But the temp’s stayed cool. The snow never softened. At all.
I wanted to hike up the other, dormant volcano, lookers left of the ski resort. I hiked up to the ridge and got a good idea of how I could get out there, but it was so late in the day that I didn’t attempt to make the volcano.
I’d try on my last day, now that I had a decent idea of the terrain and how to get out there.
As I skied back to the resort, on untracked rock hard snow, my feet began to hurt from all the hard chattering of my skis sliding on the snow.
On my last day, the sun was out, it was beautiful, there was a slight wind, and instead of warming like it was supposed to, it cooled off.
The snow stayed rock hard.
I decided to just give up and not even think of an attempt to hike off the mountain, and just to cruise groomers and enjoy my last day skiing in Chile.
I’ve been in the mountains long enough to understand weather windows. Sometimes you get lucky and the weather works out and you think that were you are has the best skiing in the world.
Sometimes your at the best place to ski in the world and it doesn’t snow all winter.
Sometimes it’s in between.
Basically, for my epic ski trip to Chile for my 40th birthday, the skiing was terrible.
Actually it wasn’t that bad, skiing is only terrible if you get hurt. What I should say is the ski conditions were not great.
But in it’s entirety, the trip was awesome.
I really enjoyed Chile. I’d like to spend some time there with a rental car so I could move around easily. I’d like to get to a vineyard and I’d like to get into the big crazy parts of the Andes and ski some cool shit.
It was my first time off North America, first time in Chile, and first time in the Andes.
I got to do ski in the Andes in the summertime which I’ve dreamed about doing since I was a kid. It’s just another of the amazing things in life I’ve been able to experience that I never thought I would have the chance to.
For this I am forever grateful. And there is no way I could have pulled this epic trip off without a ton of help from my family and friends.

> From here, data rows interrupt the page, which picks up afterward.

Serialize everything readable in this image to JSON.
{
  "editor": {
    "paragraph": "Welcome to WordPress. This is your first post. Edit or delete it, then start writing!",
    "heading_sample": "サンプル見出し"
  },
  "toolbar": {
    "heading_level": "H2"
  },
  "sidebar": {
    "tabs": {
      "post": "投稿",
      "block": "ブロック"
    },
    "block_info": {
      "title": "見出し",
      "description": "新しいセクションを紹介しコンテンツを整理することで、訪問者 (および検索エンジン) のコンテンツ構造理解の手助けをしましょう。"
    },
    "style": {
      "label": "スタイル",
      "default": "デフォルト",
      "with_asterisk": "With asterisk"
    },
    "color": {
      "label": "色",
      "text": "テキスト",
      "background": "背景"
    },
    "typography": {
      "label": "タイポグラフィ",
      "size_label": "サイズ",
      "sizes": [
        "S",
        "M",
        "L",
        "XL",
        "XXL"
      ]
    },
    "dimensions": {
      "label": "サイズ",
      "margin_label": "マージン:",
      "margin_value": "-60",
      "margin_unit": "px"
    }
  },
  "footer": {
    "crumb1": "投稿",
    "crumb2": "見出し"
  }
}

And this all just reinforces my believe that I am the luckiest guy in the world.